A status report clearly communicates the progress made to date on a particular project. Moreover, the status report is a method of communicating successes and / or challenges the consultant encounters during the project.

Status reports come in a variety of formats including documents and presentations, and the exact format will depend on the preferences of both the client and consultant.

While working on a consulting engagement you should monitor how you spend your time for several reasons. First, this will help you keep track of your own time and resources effectively. Second, clients may expect you to produce detailed reports of how you are using their time and money during the engagement.
In order to provide the highest quality consulting services to clients, you should implement a stage-gate model, which involves dividing the project into ‘stages’ and separating each by ‘gates’.  At each gate, apply standard quality assurance exercises to ensure the quality of your consulting services and work outputs.
The final report you send to your client will detail the objectives met during the consulting engagement, outline the next steps for implementation and define any follow-up work. Final reports come in a variety of formats including documents and presentations, and the exact format will depend on the preferences of both the client and consultant.

By developing a standard format for presentations and reports, you can ensure that information is communicated to clients consistently and effectively.

An overview of the requirements for success during the assignment, based on the Execution Phase in the EN 16114 Management Consultancy Services Standard, is set out below:

Purpose To deliver what was agreed in the Offering phase.
Input Should not start without an agreement and significant changes in the assignment context that have an impact on the execution may require renegotiation of the agreement.
Outcome Services and deliverables or outputs.

Recommendations and approach for the future, if appropriate.

Ongoing evaluation and improvement.

The components of the Execution phase should include:
Refining the agreed work plan Work plan agreed in Offering phase refined to reflect conditions at the start of Execution phase; client involved and approval gained for the refined plan.
Implementing the work plan Assignment carried out in accordance with refined work plan – typically to consist of:

– information gathering;

– analysis;

– scenarios and/or recommendations;

– decisions taken;

– implementation of decisions;

– preparation for acceptance and closure.

Assignment management and monitoring Areas below addressed throughout the assignment to ensure success:

a) Project governance: Final decisions about the assignment made by the client with the practice making all reasonable efforts to provide relevant information; terms of agreement between client and practice respected, and capable of dealing with the consequences of any breach.

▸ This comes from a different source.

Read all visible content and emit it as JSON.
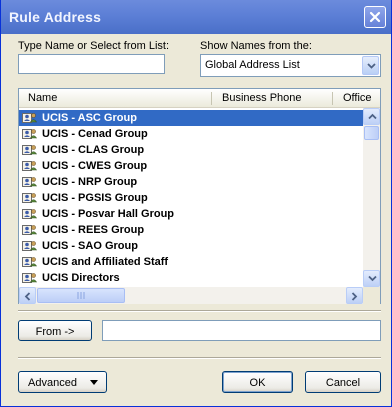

b) Project management approach: Agreed project management methodology and structure adhered to.

c) Resources Management: All resources involved made available and managed in accordance with the agreement.

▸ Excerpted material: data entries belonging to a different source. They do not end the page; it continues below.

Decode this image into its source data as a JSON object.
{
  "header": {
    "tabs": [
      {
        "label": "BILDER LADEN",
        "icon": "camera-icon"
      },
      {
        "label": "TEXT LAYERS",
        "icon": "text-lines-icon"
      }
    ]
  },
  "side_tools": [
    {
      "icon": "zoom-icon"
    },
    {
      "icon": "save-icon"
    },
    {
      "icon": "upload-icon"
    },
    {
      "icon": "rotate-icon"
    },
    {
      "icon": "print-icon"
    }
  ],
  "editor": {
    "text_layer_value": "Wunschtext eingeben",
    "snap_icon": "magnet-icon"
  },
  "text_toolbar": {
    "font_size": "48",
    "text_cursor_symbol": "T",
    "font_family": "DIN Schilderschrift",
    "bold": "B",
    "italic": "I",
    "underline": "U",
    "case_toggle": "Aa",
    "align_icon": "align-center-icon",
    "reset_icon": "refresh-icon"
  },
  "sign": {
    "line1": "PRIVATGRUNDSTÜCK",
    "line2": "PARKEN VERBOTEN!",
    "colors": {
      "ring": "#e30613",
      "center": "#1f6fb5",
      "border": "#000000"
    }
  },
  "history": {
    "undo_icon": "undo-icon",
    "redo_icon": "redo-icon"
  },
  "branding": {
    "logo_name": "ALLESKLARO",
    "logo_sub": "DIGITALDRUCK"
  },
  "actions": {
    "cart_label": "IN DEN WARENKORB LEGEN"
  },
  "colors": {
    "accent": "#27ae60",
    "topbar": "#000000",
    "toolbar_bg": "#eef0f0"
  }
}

d) Monitoring of progress and change control:

Progress against the work plan monitored and recorded formally with a change control system or process in place to deal with:

– deviations from the work plan;

– changed context of the assignment;

– changes in the client’s operating environment;

– changes in the consultancy practice.

Significant changes beyond the scope of the change control process considered as new inputs to the Offering and / or Execution phase.

e) Risk management: Commercial and assignment-related risks continually assessed, and mitigated.   Risk management applied to identify, analyze, assess and prioritize risks, coordinating and applying the required resources to minimize, monitor and control probability and impact.

f) Quality: An agreed quality plan followed by the client and the consultancy practice. to ensure that the service is provided and the outputs are delivered.

g) Communications and reporting: Principles of communication agreed in the Offering phase followed throughout, with regular reporting of progress and risks.

Approvals and acceptance Agreed process in place to approve and accept all services delivered. Commercial implications of acceptance or rejection dealt with in accordance with the agreement.